Most thermostats come with a ‘Fan’ or ‘Fan On’ setting. But if the fan is running during a normal cycle, what can the fan setting offer for an HVAC system? This guide can help. We’ll walk through what exactly the fan setting is and when you can use it to reduce costs over the summer or winter.

My Thermostat Has a Fan Setting?

For most thermostats, the fan setting means that the air handler’s blower fan keeps running. Some furnaces can run at a low level with this setting, but in most cases heating or cooling isn’t being produced. The ‘Auto’ setting, on the other hand, will run the fan during a heating or cooling cycle and shut it off when the cycle is complete.

There are advantages and disadvantages to trying the fan setting on your thermostat, and whether you do or don’t {will|can|should]] depend on your personal comfort requirements.

Advantages to utilizing the Fan/On setting:

  • You can keep the temperature throughout your home more balanced by permitting the fan to keep circulating air.
  • Indoor air quality should improve because constant airflow will keep forcing airborne contaminants through the air filter.
  • A smaller number of start-stop cycles for the blower fan helps lengthen its life span. Since the air handler is usually connected to the furnace, this means you can minimize the risk of needing furnace repair.

Downsides to switching to the Fan/On setting:

  • A nonstop fan can raise your energy expenses somewhat.
  • Nonstop airflow may clog your air filter soon, increasing the frequency you’ll need to replace it.

{Choosing Between|Should My Thermostat Be on|Which Setting for My Thermostat? Fan or Auto in Summer/Winter

In the summer, warm air will sometimes linger in unfinished spaces like the attic or an attached garage. If you use the fan setting, your HVAC system can gradually move this warm air into the rest of your home, forcing the HVAC system to run longer to keep up with the preferred temperature. In extreme heat, this could lead to needing AC repair more often as wear and tear increases.

The opposite can happen during the winter. Cooler spaces like a basement will hold onto cooler air, which will eventually flow into the rest of your home. Keeping the fan on will sometimes draw more cold air upward, increasing the amount of heating you need to stay warm.

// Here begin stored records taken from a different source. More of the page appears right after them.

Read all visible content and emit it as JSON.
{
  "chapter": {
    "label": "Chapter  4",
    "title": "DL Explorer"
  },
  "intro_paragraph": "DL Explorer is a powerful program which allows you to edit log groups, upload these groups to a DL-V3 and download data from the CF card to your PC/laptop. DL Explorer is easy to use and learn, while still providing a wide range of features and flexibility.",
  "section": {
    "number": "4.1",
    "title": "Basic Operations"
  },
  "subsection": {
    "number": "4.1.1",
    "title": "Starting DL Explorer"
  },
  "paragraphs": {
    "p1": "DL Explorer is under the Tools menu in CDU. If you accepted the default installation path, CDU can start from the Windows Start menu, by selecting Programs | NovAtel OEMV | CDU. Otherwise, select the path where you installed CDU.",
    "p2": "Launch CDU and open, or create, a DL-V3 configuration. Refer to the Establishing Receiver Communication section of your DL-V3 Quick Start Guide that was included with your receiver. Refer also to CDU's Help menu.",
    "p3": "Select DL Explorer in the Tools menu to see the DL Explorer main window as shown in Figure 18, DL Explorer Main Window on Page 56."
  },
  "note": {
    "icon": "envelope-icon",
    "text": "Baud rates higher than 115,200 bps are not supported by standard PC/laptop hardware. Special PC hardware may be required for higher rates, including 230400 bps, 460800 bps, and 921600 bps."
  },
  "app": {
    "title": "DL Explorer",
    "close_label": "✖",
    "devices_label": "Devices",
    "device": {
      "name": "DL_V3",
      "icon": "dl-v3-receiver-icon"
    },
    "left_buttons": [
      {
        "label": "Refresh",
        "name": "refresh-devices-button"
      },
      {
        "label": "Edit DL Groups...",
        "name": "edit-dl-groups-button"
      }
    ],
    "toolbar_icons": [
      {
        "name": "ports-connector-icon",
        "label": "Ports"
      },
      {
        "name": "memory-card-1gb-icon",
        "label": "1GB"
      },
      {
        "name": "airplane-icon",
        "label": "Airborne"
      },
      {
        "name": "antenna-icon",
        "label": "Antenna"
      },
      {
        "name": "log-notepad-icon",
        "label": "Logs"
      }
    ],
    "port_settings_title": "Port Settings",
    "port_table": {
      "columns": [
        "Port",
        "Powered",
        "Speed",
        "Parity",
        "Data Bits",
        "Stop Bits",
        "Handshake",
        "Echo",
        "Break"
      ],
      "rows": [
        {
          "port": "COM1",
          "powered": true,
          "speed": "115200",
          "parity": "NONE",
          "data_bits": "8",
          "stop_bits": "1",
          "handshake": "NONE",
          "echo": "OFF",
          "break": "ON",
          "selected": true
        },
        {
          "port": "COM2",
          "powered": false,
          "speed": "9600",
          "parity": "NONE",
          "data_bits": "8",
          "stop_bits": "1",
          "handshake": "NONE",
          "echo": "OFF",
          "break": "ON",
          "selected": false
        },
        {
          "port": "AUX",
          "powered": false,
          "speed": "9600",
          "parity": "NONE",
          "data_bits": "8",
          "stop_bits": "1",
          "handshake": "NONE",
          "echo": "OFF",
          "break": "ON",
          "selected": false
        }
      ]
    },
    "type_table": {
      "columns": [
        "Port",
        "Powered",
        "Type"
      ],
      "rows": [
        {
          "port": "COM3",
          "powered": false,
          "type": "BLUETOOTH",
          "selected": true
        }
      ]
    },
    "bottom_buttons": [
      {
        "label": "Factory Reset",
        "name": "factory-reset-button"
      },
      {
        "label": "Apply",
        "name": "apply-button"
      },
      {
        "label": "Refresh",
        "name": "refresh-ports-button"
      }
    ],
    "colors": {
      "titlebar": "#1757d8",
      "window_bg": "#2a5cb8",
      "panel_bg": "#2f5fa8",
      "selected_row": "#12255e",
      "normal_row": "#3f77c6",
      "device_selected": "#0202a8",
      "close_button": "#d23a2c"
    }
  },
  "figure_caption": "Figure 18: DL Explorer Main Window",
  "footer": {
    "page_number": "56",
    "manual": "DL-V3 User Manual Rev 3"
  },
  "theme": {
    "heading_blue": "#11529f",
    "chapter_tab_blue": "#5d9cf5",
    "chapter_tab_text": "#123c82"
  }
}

If you’re still trying to determine if you should use the fan/on setting, don’t forget that every home and family’s comfort needs are not the same. Leaving the HVAC system’s fan on could be best for you if:

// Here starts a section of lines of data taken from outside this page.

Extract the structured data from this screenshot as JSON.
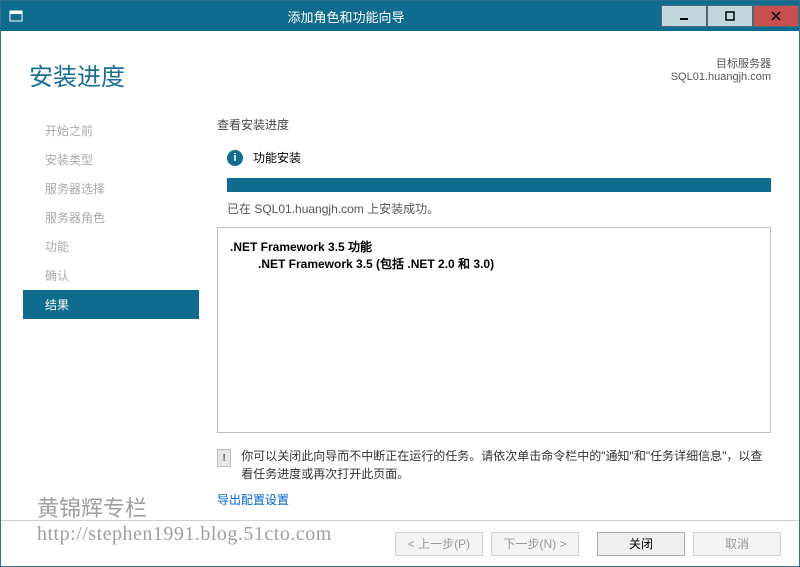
{
  "window": {
    "title": "添加角色和功能向导"
  },
  "header": {
    "title": "安装进度",
    "target_label": "目标服务器",
    "target_server": "SQL01.huangjh.com"
  },
  "sidebar": {
    "items": [
      {
        "label": "开始之前",
        "active": false
      },
      {
        "label": "安装类型",
        "active": false
      },
      {
        "label": "服务器选择",
        "active": false
      },
      {
        "label": "服务器角色",
        "active": false
      },
      {
        "label": "功能",
        "active": false
      },
      {
        "label": "确认",
        "active": false
      },
      {
        "label": "结果",
        "active": true
      }
    ]
  },
  "main": {
    "section_title": "查看安装进度",
    "status_label": "功能安装",
    "status_message": "已在 SQL01.huangjh.com 上安装成功。",
    "features": {
      "parent": ".NET Framework 3.5 功能",
      "child": ".NET Framework 3.5 (包括 .NET 2.0 和 3.0)"
    },
    "notice": "你可以关闭此向导而不中断正在运行的任务。请依次单击命令栏中的\"通知\"和\"任务详细信息\"，以查看任务进度或再次打开此页面。",
    "export_link": "导出配置设置"
  },
  "footer": {
    "prev": "< 上一步(P)",
    "next": "下一步(N) >",
    "close": "关闭",
    "cancel": "取消"
  },
  "watermark": {
    "line1": "黄锦辉专栏",
    "line2": "http://stephen1991.blog.51cto.com"
  }
}
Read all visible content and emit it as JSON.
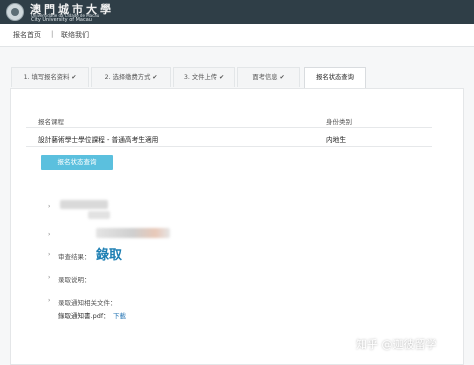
{
  "header": {
    "logo_zh": "澳門城市大學",
    "logo_pt": "Universidade da Cidade de Macau",
    "logo_en": "City University of Macau"
  },
  "nav": {
    "home": "报名首页",
    "separator": "|",
    "contact": "联络我们"
  },
  "steps": [
    {
      "label": "1. 填写报名资料",
      "done": true
    },
    {
      "label": "2. 选择缴费方式",
      "done": true
    },
    {
      "label": "3. 文件上传",
      "done": true
    },
    {
      "label": "面考信息",
      "done": true
    },
    {
      "label": "报名状态查询",
      "done": false
    }
  ],
  "check_glyph": "✔",
  "form": {
    "course_label": "报名课程",
    "course_value": "設計藝術學士學位課程 - 普通高考生適用",
    "identity_label": "身份类别",
    "identity_value": "内地生"
  },
  "query_button": "报名状态查询",
  "result": {
    "bullet": "›",
    "review_label": "审查结果：",
    "review_value": "錄取",
    "note_label": "录取说明：",
    "files_label": "录取通知相关文件：",
    "file_name": "錄取通知書.pdf：",
    "download_link": "下載"
  },
  "watermark": "知乎 @迦彼留学"
}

Someone in your household deals with allergies. Allergies and similar respiratory conditions can be stressful on the family. Leaving the fan on can help to increase indoor air quality, helping your family breathe easier.

Your home has hot and cold spots. Lots of homes wrestle with persistent hot and cold spots that quickly evolve to a temperature different from the rest of the house. The fan setting should help limit these changes by consistently refreshing each room’s airflow.